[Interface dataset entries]
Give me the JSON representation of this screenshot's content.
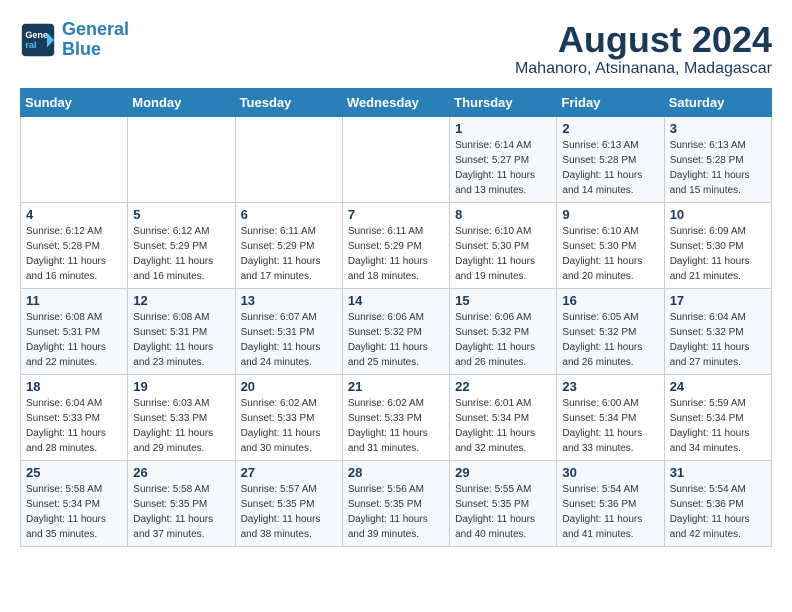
{
  "header": {
    "title": "August 2024",
    "subtitle": "Mahanoro, Atsinanana, Madagascar",
    "logo_general": "General",
    "logo_blue": "Blue"
  },
  "days_of_week": [
    "Sunday",
    "Monday",
    "Tuesday",
    "Wednesday",
    "Thursday",
    "Friday",
    "Saturday"
  ],
  "weeks": [
    [
      {
        "day": "",
        "info": ""
      },
      {
        "day": "",
        "info": ""
      },
      {
        "day": "",
        "info": ""
      },
      {
        "day": "",
        "info": ""
      },
      {
        "day": "1",
        "info": "Sunrise: 6:14 AM\nSunset: 5:27 PM\nDaylight: 11 hours\nand 13 minutes."
      },
      {
        "day": "2",
        "info": "Sunrise: 6:13 AM\nSunset: 5:28 PM\nDaylight: 11 hours\nand 14 minutes."
      },
      {
        "day": "3",
        "info": "Sunrise: 6:13 AM\nSunset: 5:28 PM\nDaylight: 11 hours\nand 15 minutes."
      }
    ],
    [
      {
        "day": "4",
        "info": "Sunrise: 6:12 AM\nSunset: 5:28 PM\nDaylight: 11 hours\nand 16 minutes."
      },
      {
        "day": "5",
        "info": "Sunrise: 6:12 AM\nSunset: 5:29 PM\nDaylight: 11 hours\nand 16 minutes."
      },
      {
        "day": "6",
        "info": "Sunrise: 6:11 AM\nSunset: 5:29 PM\nDaylight: 11 hours\nand 17 minutes."
      },
      {
        "day": "7",
        "info": "Sunrise: 6:11 AM\nSunset: 5:29 PM\nDaylight: 11 hours\nand 18 minutes."
      },
      {
        "day": "8",
        "info": "Sunrise: 6:10 AM\nSunset: 5:30 PM\nDaylight: 11 hours\nand 19 minutes."
      },
      {
        "day": "9",
        "info": "Sunrise: 6:10 AM\nSunset: 5:30 PM\nDaylight: 11 hours\nand 20 minutes."
      },
      {
        "day": "10",
        "info": "Sunrise: 6:09 AM\nSunset: 5:30 PM\nDaylight: 11 hours\nand 21 minutes."
      }
    ],
    [
      {
        "day": "11",
        "info": "Sunrise: 6:08 AM\nSunset: 5:31 PM\nDaylight: 11 hours\nand 22 minutes."
      },
      {
        "day": "12",
        "info": "Sunrise: 6:08 AM\nSunset: 5:31 PM\nDaylight: 11 hours\nand 23 minutes."
      },
      {
        "day": "13",
        "info": "Sunrise: 6:07 AM\nSunset: 5:31 PM\nDaylight: 11 hours\nand 24 minutes."
      },
      {
        "day": "14",
        "info": "Sunrise: 6:06 AM\nSunset: 5:32 PM\nDaylight: 11 hours\nand 25 minutes."
      },
      {
        "day": "15",
        "info": "Sunrise: 6:06 AM\nSunset: 5:32 PM\nDaylight: 11 hours\nand 26 minutes."
      },
      {
        "day": "16",
        "info": "Sunrise: 6:05 AM\nSunset: 5:32 PM\nDaylight: 11 hours\nand 26 minutes."
      },
      {
        "day": "17",
        "info": "Sunrise: 6:04 AM\nSunset: 5:32 PM\nDaylight: 11 hours\nand 27 minutes."
      }
    ],
    [
      {
        "day": "18",
        "info": "Sunrise: 6:04 AM\nSunset: 5:33 PM\nDaylight: 11 hours\nand 28 minutes."
      },
      {
        "day": "19",
        "info": "Sunrise: 6:03 AM\nSunset: 5:33 PM\nDaylight: 11 hours\nand 29 minutes."
      },
      {
        "day": "20",
        "info": "Sunrise: 6:02 AM\nSunset: 5:33 PM\nDaylight: 11 hours\nand 30 minutes."
      },
      {
        "day": "21",
        "info": "Sunrise: 6:02 AM\nSunset: 5:33 PM\nDaylight: 11 hours\nand 31 minutes."
      },
      {
        "day": "22",
        "info": "Sunrise: 6:01 AM\nSunset: 5:34 PM\nDaylight: 11 hours\nand 32 minutes."
      },
      {
        "day": "23",
        "info": "Sunrise: 6:00 AM\nSunset: 5:34 PM\nDaylight: 11 hours\nand 33 minutes."
      },
      {
        "day": "24",
        "info": "Sunrise: 5:59 AM\nSunset: 5:34 PM\nDaylight: 11 hours\nand 34 minutes."
      }
    ],
    [
      {
        "day": "25",
        "info": "Sunrise: 5:58 AM\nSunset: 5:34 PM\nDaylight: 11 hours\nand 35 minutes."
      },
      {
        "day": "26",
        "info": "Sunrise: 5:58 AM\nSunset: 5:35 PM\nDaylight: 11 hours\nand 37 minutes."
      },
      {
        "day": "27",
        "info": "Sunrise: 5:57 AM\nSunset: 5:35 PM\nDaylight: 11 hours\nand 38 minutes."
      },
      {
        "day": "28",
        "info": "Sunrise: 5:56 AM\nSunset: 5:35 PM\nDaylight: 11 hours\nand 39 minutes."
      },
      {
        "day": "29",
        "info": "Sunrise: 5:55 AM\nSunset: 5:35 PM\nDaylight: 11 hours\nand 40 minutes."
      },
      {
        "day": "30",
        "info": "Sunrise: 5:54 AM\nSunset: 5:36 PM\nDaylight: 11 hours\nand 41 minutes."
      },
      {
        "day": "31",
        "info": "Sunrise: 5:54 AM\nSunset: 5:36 PM\nDaylight: 11 hours\nand 42 minutes."
      }
    ]
  ]
}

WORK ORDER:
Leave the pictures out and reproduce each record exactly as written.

REPLY:
Give me the JSON representation of this screenshot's content.
{
  "header": {
    "title": "August 2024",
    "subtitle": "Mahanoro, Atsinanana, Madagascar",
    "logo_general": "General",
    "logo_blue": "Blue"
  },
  "days_of_week": [
    "Sunday",
    "Monday",
    "Tuesday",
    "Wednesday",
    "Thursday",
    "Friday",
    "Saturday"
  ],
  "weeks": [
    [
      {
        "day": "",
        "info": ""
      },
      {
        "day": "",
        "info": ""
      },
      {
        "day": "",
        "info": ""
      },
      {
        "day": "",
        "info": ""
      },
      {
        "day": "1",
        "info": "Sunrise: 6:14 AM\nSunset: 5:27 PM\nDaylight: 11 hours\nand 13 minutes."
      },
      {
        "day": "2",
        "info": "Sunrise: 6:13 AM\nSunset: 5:28 PM\nDaylight: 11 hours\nand 14 minutes."
      },
      {
        "day": "3",
        "info": "Sunrise: 6:13 AM\nSunset: 5:28 PM\nDaylight: 11 hours\nand 15 minutes."
      }
    ],
    [
      {
        "day": "4",
        "info": "Sunrise: 6:12 AM\nSunset: 5:28 PM\nDaylight: 11 hours\nand 16 minutes."
      },
      {
        "day": "5",
        "info": "Sunrise: 6:12 AM\nSunset: 5:29 PM\nDaylight: 11 hours\nand 16 minutes."
      },
      {
        "day": "6",
        "info": "Sunrise: 6:11 AM\nSunset: 5:29 PM\nDaylight: 11 hours\nand 17 minutes."
      },
      {
        "day": "7",
        "info": "Sunrise: 6:11 AM\nSunset: 5:29 PM\nDaylight: 11 hours\nand 18 minutes."
      },
      {
        "day": "8",
        "info": "Sunrise: 6:10 AM\nSunset: 5:30 PM\nDaylight: 11 hours\nand 19 minutes."
      },
      {
        "day": "9",
        "info": "Sunrise: 6:10 AM\nSunset: 5:30 PM\nDaylight: 11 hours\nand 20 minutes."
      },
      {
        "day": "10",
        "info": "Sunrise: 6:09 AM\nSunset: 5:30 PM\nDaylight: 11 hours\nand 21 minutes."
      }
    ],
    [
      {
        "day": "11",
        "info": "Sunrise: 6:08 AM\nSunset: 5:31 PM\nDaylight: 11 hours\nand 22 minutes."
      },
      {
        "day": "12",
        "info": "Sunrise: 6:08 AM\nSunset: 5:31 PM\nDaylight: 11 hours\nand 23 minutes."
      },
      {
        "day": "13",
        "info": "Sunrise: 6:07 AM\nSunset: 5:31 PM\nDaylight: 11 hours\nand 24 minutes."
      },
      {
        "day": "14",
        "info": "Sunrise: 6:06 AM\nSunset: 5:32 PM\nDaylight: 11 hours\nand 25 minutes."
      },
      {
        "day": "15",
        "info": "Sunrise: 6:06 AM\nSunset: 5:32 PM\nDaylight: 11 hours\nand 26 minutes."
      },
      {
        "day": "16",
        "info": "Sunrise: 6:05 AM\nSunset: 5:32 PM\nDaylight: 11 hours\nand 26 minutes."
      },
      {
        "day": "17",
        "info": "Sunrise: 6:04 AM\nSunset: 5:32 PM\nDaylight: 11 hours\nand 27 minutes."
      }
    ],
    [
      {
        "day": "18",
        "info": "Sunrise: 6:04 AM\nSunset: 5:33 PM\nDaylight: 11 hours\nand 28 minutes."
      },
      {
        "day": "19",
        "info": "Sunrise: 6:03 AM\nSunset: 5:33 PM\nDaylight: 11 hours\nand 29 minutes."
      },
      {
        "day": "20",
        "info": "Sunrise: 6:02 AM\nSunset: 5:33 PM\nDaylight: 11 hours\nand 30 minutes."
      },
      {
        "day": "21",
        "info": "Sunrise: 6:02 AM\nSunset: 5:33 PM\nDaylight: 11 hours\nand 31 minutes."
      },
      {
        "day": "22",
        "info": "Sunrise: 6:01 AM\nSunset: 5:34 PM\nDaylight: 11 hours\nand 32 minutes."
      },
      {
        "day": "23",
        "info": "Sunrise: 6:00 AM\nSunset: 5:34 PM\nDaylight: 11 hours\nand 33 minutes."
      },
      {
        "day": "24",
        "info": "Sunrise: 5:59 AM\nSunset: 5:34 PM\nDaylight: 11 hours\nand 34 minutes."
      }
    ],
    [
      {
        "day": "25",
        "info": "Sunrise: 5:58 AM\nSunset: 5:34 PM\nDaylight: 11 hours\nand 35 minutes."
      },
      {
        "day": "26",
        "info": "Sunrise: 5:58 AM\nSunset: 5:35 PM\nDaylight: 11 hours\nand 37 minutes."
      },
      {
        "day": "27",
        "info": "Sunrise: 5:57 AM\nSunset: 5:35 PM\nDaylight: 11 hours\nand 38 minutes."
      },
      {
        "day": "28",
        "info": "Sunrise: 5:56 AM\nSunset: 5:35 PM\nDaylight: 11 hours\nand 39 minutes."
      },
      {
        "day": "29",
        "info": "Sunrise: 5:55 AM\nSunset: 5:35 PM\nDaylight: 11 hours\nand 40 minutes."
      },
      {
        "day": "30",
        "info": "Sunrise: 5:54 AM\nSunset: 5:36 PM\nDaylight: 11 hours\nand 41 minutes."
      },
      {
        "day": "31",
        "info": "Sunrise: 5:54 AM\nSunset: 5:36 PM\nDaylight: 11 hours\nand 42 minutes."
      }
    ]
  ]
}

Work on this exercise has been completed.